**ASSIGNED TASK**
Filter the listing below, please, and copy only the lines with the word "description".

**SOURCE MATERIAL**
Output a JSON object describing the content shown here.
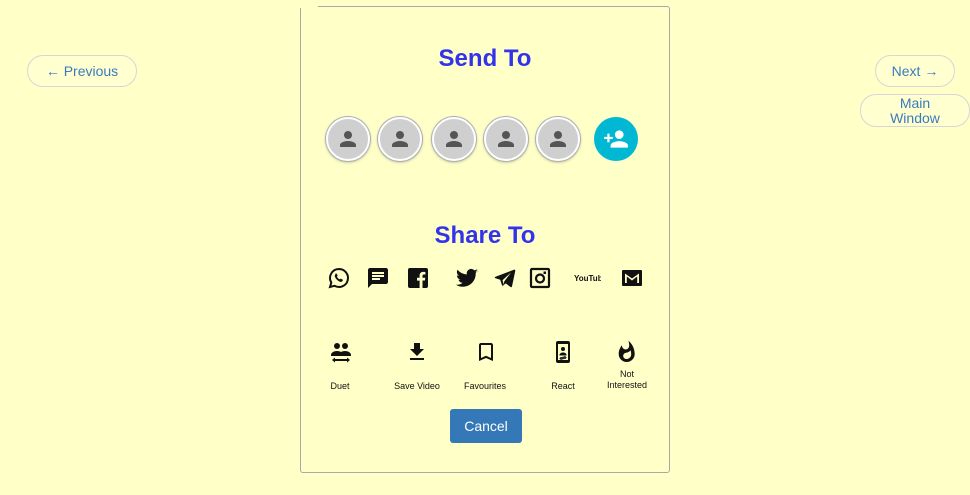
{
  "nav": {
    "previous_label": "← Previous",
    "next_label": "Next →",
    "main_window_label": "Main Window"
  },
  "send": {
    "title": "Send To",
    "contacts": [
      {
        "icon": "person-icon"
      },
      {
        "icon": "person-icon"
      },
      {
        "icon": "person-icon"
      },
      {
        "icon": "person-icon"
      },
      {
        "icon": "person-icon"
      }
    ],
    "add_icon": "person-add-icon"
  },
  "share": {
    "title": "Share To",
    "targets": [
      {
        "icon": "whatsapp-icon"
      },
      {
        "icon": "sms-message-icon"
      },
      {
        "icon": "facebook-icon"
      },
      {
        "icon": "twitter-icon"
      },
      {
        "icon": "telegram-icon"
      },
      {
        "icon": "instagram-icon"
      },
      {
        "icon": "youtube-icon",
        "text": "YouTube"
      },
      {
        "icon": "gmail-icon"
      }
    ]
  },
  "actions": [
    {
      "icon": "duet-icon",
      "label": "Duet"
    },
    {
      "icon": "download-icon",
      "label": "Save Video"
    },
    {
      "icon": "bookmark-icon",
      "label": "Favourites"
    },
    {
      "icon": "react-phone-icon",
      "label": "React"
    },
    {
      "icon": "fire-icon",
      "label": "Not Interested"
    }
  ],
  "cancel_label": "Cancel",
  "colors": {
    "background": "#ffffc8",
    "heading": "#3333ee",
    "add_contact": "#00b8d4",
    "cancel_button": "#3578b8",
    "link": "#3a7bbf"
  }
}
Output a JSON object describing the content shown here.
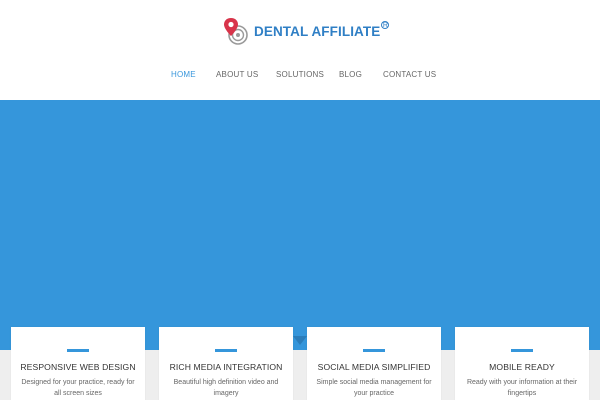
{
  "brand": {
    "name": "DENTAL AFFILIATE",
    "registered": "R",
    "colors": {
      "primary": "#2f7fc5",
      "accent": "#d8344a"
    }
  },
  "nav": {
    "items": [
      {
        "label": "HOME",
        "active": true
      },
      {
        "label": "ABOUT US",
        "active": false
      },
      {
        "label": "SOLUTIONS",
        "active": false
      },
      {
        "label": "BLOG",
        "active": false
      },
      {
        "label": "CONTACT US",
        "active": false
      }
    ]
  },
  "hero": {
    "background": "#3596db"
  },
  "features": [
    {
      "title": "RESPONSIVE WEB DESIGN",
      "description": "Designed for your practice, ready for all screen sizes"
    },
    {
      "title": "RICH MEDIA INTEGRATION",
      "description": "Beautiful high definition video and imagery"
    },
    {
      "title": "SOCIAL MEDIA SIMPLIFIED",
      "description": "Simple social media management for your practice"
    },
    {
      "title": "MOBILE READY",
      "description": "Ready with your information at their fingertips"
    }
  ]
}
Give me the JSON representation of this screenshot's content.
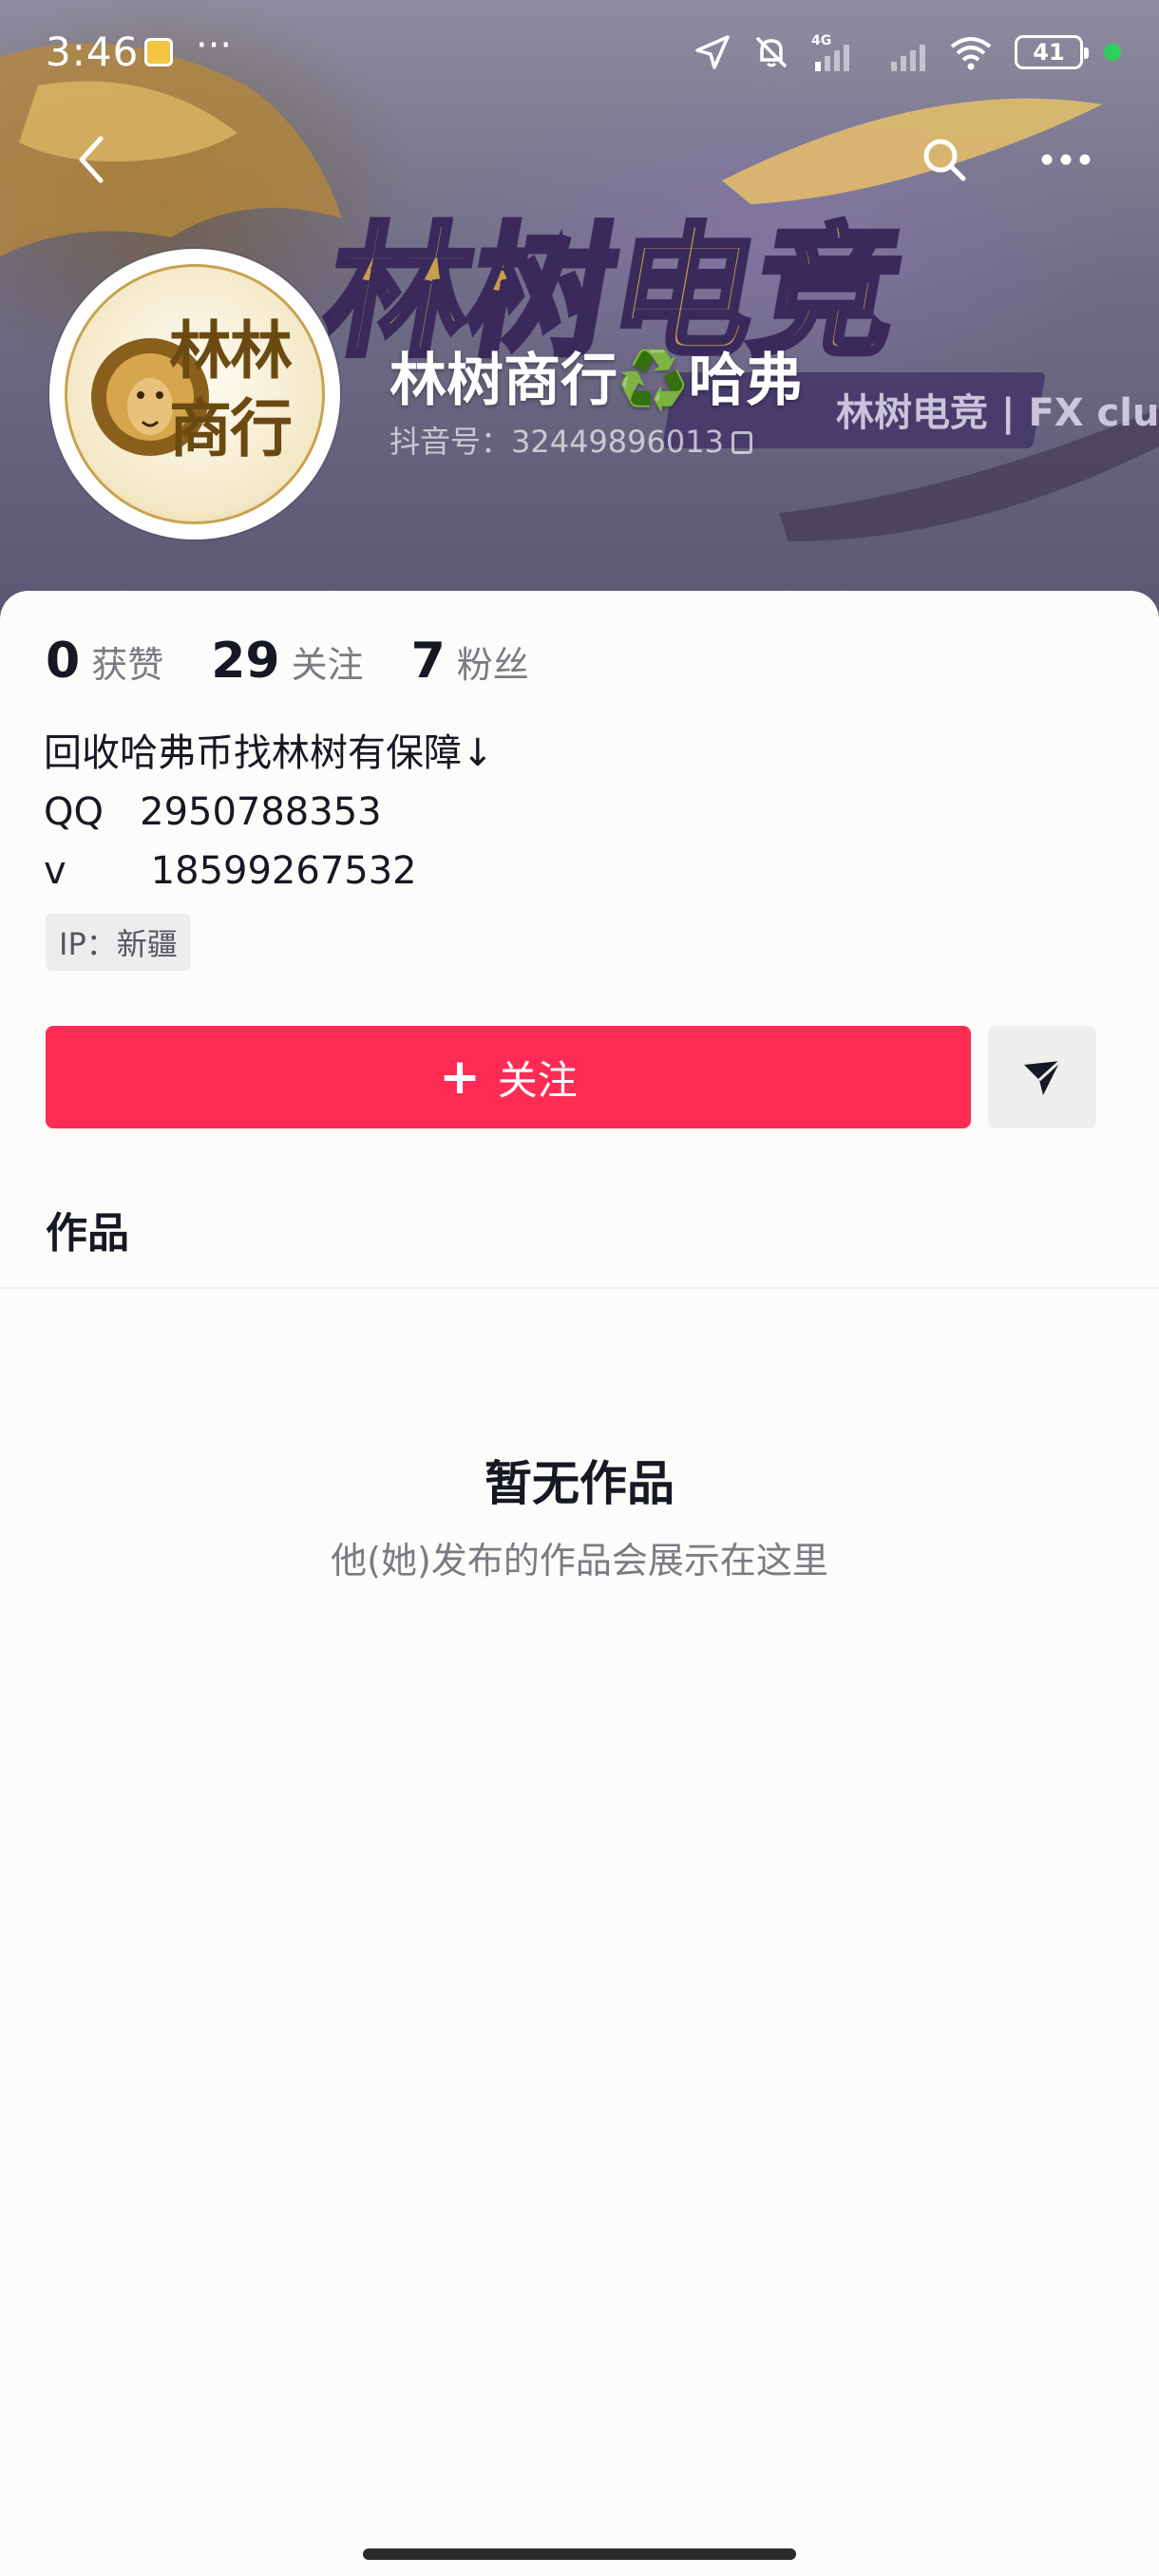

**OUTPUT FOR THIS EXERCISE**
      "description": "Designed for your practice, ready for all screen sizes"
      "description": "Beautiful high definition video and imagery"
      "description": "Simple social media management for your practice"
      "description": "Ready with your information at their fingertips"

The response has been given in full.